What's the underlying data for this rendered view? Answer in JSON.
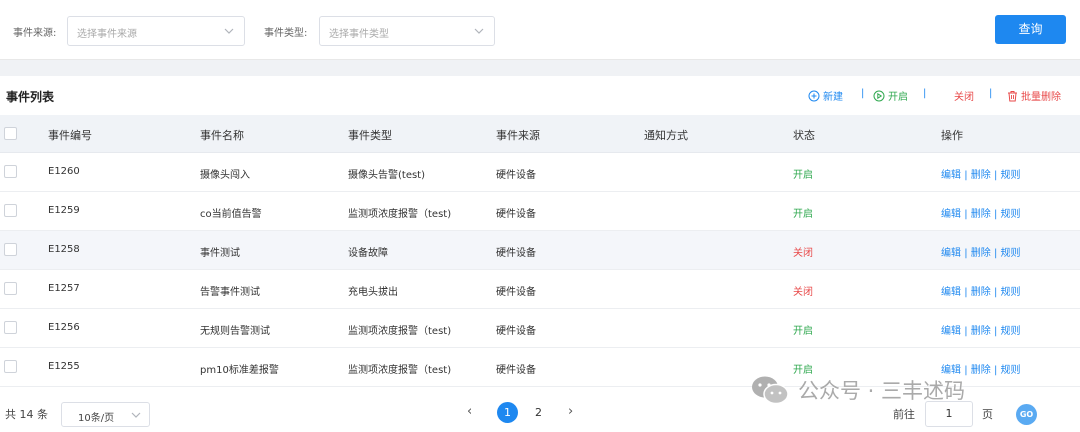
{
  "filters": {
    "source_label": "事件来源:",
    "source_placeholder": "选择事件来源",
    "type_label": "事件类型:",
    "type_placeholder": "选择事件类型",
    "query_label": "查询"
  },
  "panel": {
    "title": "事件列表",
    "toolbar": {
      "new": "新建",
      "enable": "开启",
      "disable": "关闭",
      "batch_delete": "批量删除",
      "sep": "|"
    }
  },
  "columns": [
    "事件编号",
    "事件名称",
    "事件类型",
    "事件来源",
    "通知方式",
    "状态",
    "操作"
  ],
  "rows": [
    {
      "id": "E1260",
      "name": "摄像头闯入",
      "type": "摄像头告警(test)",
      "source": "硬件设备",
      "notify": "",
      "status": "开启"
    },
    {
      "id": "E1259",
      "name": "co当前值告警",
      "type": "监测项浓度报警（test)",
      "source": "硬件设备",
      "notify": "",
      "status": "开启"
    },
    {
      "id": "E1258",
      "name": "事件测试",
      "type": "设备故障",
      "source": "硬件设备",
      "notify": "",
      "status": "关闭"
    },
    {
      "id": "E1257",
      "name": "告警事件测试",
      "type": "充电头拔出",
      "source": "硬件设备",
      "notify": "",
      "status": "关闭"
    },
    {
      "id": "E1256",
      "name": "无规则告警测试",
      "type": "监测项浓度报警（test)",
      "source": "硬件设备",
      "notify": "",
      "status": "开启"
    },
    {
      "id": "E1255",
      "name": "pm10标准差报警",
      "type": "监测项浓度报警（test)",
      "source": "硬件设备",
      "notify": "",
      "status": "开启"
    }
  ],
  "actions": {
    "edit": "编辑",
    "delete": "删除",
    "rules": "规则",
    "sep": "|"
  },
  "pagination": {
    "total": "共 14 条",
    "page_size": "10条/页",
    "pages": [
      "1",
      "2"
    ],
    "current_page": "1",
    "goto_prefix": "前往",
    "goto_value": "1",
    "goto_suffix": "页",
    "go": "GO"
  },
  "watermark": {
    "text": "公众号 · 三丰述码"
  },
  "colors": {
    "primary": "#1e88f0",
    "status_on": "#2fa84f",
    "status_off": "#e84a4a"
  }
}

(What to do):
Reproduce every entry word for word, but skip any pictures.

(Solution for this task):
What's the underlying data for this rendered view? Answer in JSON.
{
  "filters": {
    "source_label": "事件来源:",
    "source_placeholder": "选择事件来源",
    "type_label": "事件类型:",
    "type_placeholder": "选择事件类型",
    "query_label": "查询"
  },
  "panel": {
    "title": "事件列表",
    "toolbar": {
      "new": "新建",
      "enable": "开启",
      "disable": "关闭",
      "batch_delete": "批量删除",
      "sep": "|"
    }
  },
  "columns": [
    "事件编号",
    "事件名称",
    "事件类型",
    "事件来源",
    "通知方式",
    "状态",
    "操作"
  ],
  "rows": [
    {
      "id": "E1260",
      "name": "摄像头闯入",
      "type": "摄像头告警(test)",
      "source": "硬件设备",
      "notify": "",
      "status": "开启"
    },
    {
      "id": "E1259",
      "name": "co当前值告警",
      "type": "监测项浓度报警（test)",
      "source": "硬件设备",
      "notify": "",
      "status": "开启"
    },
    {
      "id": "E1258",
      "name": "事件测试",
      "type": "设备故障",
      "source": "硬件设备",
      "notify": "",
      "status": "关闭"
    },
    {
      "id": "E1257",
      "name": "告警事件测试",
      "type": "充电头拔出",
      "source": "硬件设备",
      "notify": "",
      "status": "关闭"
    },
    {
      "id": "E1256",
      "name": "无规则告警测试",
      "type": "监测项浓度报警（test)",
      "source": "硬件设备",
      "notify": "",
      "status": "开启"
    },
    {
      "id": "E1255",
      "name": "pm10标准差报警",
      "type": "监测项浓度报警（test)",
      "source": "硬件设备",
      "notify": "",
      "status": "开启"
    }
  ],
  "actions": {
    "edit": "编辑",
    "delete": "删除",
    "rules": "规则",
    "sep": "|"
  },
  "pagination": {
    "total": "共 14 条",
    "page_size": "10条/页",
    "pages": [
      "1",
      "2"
    ],
    "current_page": "1",
    "goto_prefix": "前往",
    "goto_value": "1",
    "goto_suffix": "页",
    "go": "GO"
  },
  "watermark": {
    "text": "公众号 · 三丰述码"
  },
  "colors": {
    "primary": "#1e88f0",
    "status_on": "#2fa84f",
    "status_off": "#e84a4a"
  }
}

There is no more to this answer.